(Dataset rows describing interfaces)
________________________________________

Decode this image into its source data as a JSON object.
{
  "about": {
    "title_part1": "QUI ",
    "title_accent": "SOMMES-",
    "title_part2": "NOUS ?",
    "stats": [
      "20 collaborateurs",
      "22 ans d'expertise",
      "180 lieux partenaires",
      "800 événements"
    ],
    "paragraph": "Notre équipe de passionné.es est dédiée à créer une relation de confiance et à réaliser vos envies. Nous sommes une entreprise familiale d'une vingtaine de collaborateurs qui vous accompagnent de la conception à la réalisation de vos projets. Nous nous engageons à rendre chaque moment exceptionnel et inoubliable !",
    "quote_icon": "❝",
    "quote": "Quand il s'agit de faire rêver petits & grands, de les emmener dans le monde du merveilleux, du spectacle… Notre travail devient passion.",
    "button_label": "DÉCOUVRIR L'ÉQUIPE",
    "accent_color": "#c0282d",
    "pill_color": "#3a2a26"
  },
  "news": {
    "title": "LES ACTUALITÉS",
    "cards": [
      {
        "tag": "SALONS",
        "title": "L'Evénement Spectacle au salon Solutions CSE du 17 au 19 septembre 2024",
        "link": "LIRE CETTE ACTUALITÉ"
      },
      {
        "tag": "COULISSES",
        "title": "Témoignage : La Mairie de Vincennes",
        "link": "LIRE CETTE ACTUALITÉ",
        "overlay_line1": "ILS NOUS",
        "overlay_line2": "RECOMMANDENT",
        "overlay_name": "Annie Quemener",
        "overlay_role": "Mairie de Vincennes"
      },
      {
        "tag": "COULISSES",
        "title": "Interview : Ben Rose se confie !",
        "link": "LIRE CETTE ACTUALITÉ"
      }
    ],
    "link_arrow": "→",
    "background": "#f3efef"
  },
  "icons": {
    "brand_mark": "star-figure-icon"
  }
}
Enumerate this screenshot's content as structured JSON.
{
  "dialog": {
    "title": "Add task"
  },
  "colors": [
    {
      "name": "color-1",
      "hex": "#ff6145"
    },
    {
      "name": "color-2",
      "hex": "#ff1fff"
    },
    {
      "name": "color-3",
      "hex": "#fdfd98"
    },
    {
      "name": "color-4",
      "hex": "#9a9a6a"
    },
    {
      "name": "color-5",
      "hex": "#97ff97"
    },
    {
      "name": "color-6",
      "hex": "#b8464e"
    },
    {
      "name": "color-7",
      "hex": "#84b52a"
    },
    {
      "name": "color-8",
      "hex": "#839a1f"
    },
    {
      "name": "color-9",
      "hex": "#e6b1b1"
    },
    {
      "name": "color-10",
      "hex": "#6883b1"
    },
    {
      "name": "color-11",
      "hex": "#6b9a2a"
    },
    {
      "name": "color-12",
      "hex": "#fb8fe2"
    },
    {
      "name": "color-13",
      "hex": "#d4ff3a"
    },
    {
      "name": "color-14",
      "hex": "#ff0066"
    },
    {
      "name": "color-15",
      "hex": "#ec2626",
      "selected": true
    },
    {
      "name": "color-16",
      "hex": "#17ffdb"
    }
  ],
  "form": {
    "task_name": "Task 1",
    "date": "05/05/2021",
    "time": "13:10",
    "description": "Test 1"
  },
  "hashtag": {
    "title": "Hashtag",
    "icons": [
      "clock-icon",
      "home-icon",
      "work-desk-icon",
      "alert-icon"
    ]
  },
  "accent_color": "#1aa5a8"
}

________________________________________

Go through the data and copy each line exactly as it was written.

■ Written reply
Decode this image into its source data as a JSON object.
{
  "about": {
    "title_part1": "QUI ",
    "title_accent": "SOMMES-",
    "title_part2": "NOUS ?",
    "stats": [
      "20 collaborateurs",
      "22 ans d'expertise",
      "180 lieux partenaires",
      "800 événements"
    ],
    "paragraph": "Notre équipe de passionné.es est dédiée à créer une relation de confiance et à réaliser vos envies. Nous sommes une entreprise familiale d'une vingtaine de collaborateurs qui vous accompagnent de la conception à la réalisation de vos projets. Nous nous engageons à rendre chaque moment exceptionnel et inoubliable !",
    "quote_icon": "❝",
    "quote": "Quand il s'agit de faire rêver petits & grands, de les emmener dans le monde du merveilleux, du spectacle… Notre travail devient passion.",
    "button_label": "DÉCOUVRIR L'ÉQUIPE",
    "accent_color": "#c0282d",
    "pill_color": "#3a2a26"
  },
  "news": {
    "title": "LES ACTUALITÉS",
    "cards": [
      {
        "tag": "SALONS",
        "title": "L'Evénement Spectacle au salon Solutions CSE du 17 au 19 septembre 2024",
        "link": "LIRE CETTE ACTUALITÉ"
      },
      {
        "tag": "COULISSES",
        "title": "Témoignage : La Mairie de Vincennes",
        "link": "LIRE CETTE ACTUALITÉ",
        "overlay_line1": "ILS NOUS",
        "overlay_line2": "RECOMMANDENT",
        "overlay_name": "Annie Quemener",
        "overlay_role": "Mairie de Vincennes"
      },
      {
        "tag": "COULISSES",
        "title": "Interview : Ben Rose se confie !",
        "link": "LIRE CETTE ACTUALITÉ"
      }
    ],
    "link_arrow": "→",
    "background": "#f3efef"
  },
  "icons": {
    "brand_mark": "star-figure-icon"
  }
}
Enumerate this screenshot's content as structured JSON.
{
  "dialog": {
    "title": "Add task"
  },
  "colors": [
    {
      "name": "color-1",
      "hex": "#ff6145"
    },
    {
      "name": "color-2",
      "hex": "#ff1fff"
    },
    {
      "name": "color-3",
      "hex": "#fdfd98"
    },
    {
      "name": "color-4",
      "hex": "#9a9a6a"
    },
    {
      "name": "color-5",
      "hex": "#97ff97"
    },
    {
      "name": "color-6",
      "hex": "#b8464e"
    },
    {
      "name": "color-7",
      "hex": "#84b52a"
    },
    {
      "name": "color-8",
      "hex": "#839a1f"
    },
    {
      "name": "color-9",
      "hex": "#e6b1b1"
    },
    {
      "name": "color-10",
      "hex": "#6883b1"
    },
    {
      "name": "color-11",
      "hex": "#6b9a2a"
    },
    {
      "name": "color-12",
      "hex": "#fb8fe2"
    },
    {
      "name": "color-13",
      "hex": "#d4ff3a"
    },
    {
      "name": "color-14",
      "hex": "#ff0066"
    },
    {
      "name": "color-15",
      "hex": "#ec2626",
      "selected": true
    },
    {
      "name": "color-16",
      "hex": "#17ffdb"
    }
  ],
  "form": {
    "task_name": "Task 1",
    "date": "05/05/2021",
    "time": "13:10",
    "description": "Test 1"
  },
  "hashtag": {
    "title": "Hashtag",
    "icons": [
      "clock-icon",
      "home-icon",
      "work-desk-icon",
      "alert-icon"
    ]
  },
  "accent_color": "#1aa5a8"
}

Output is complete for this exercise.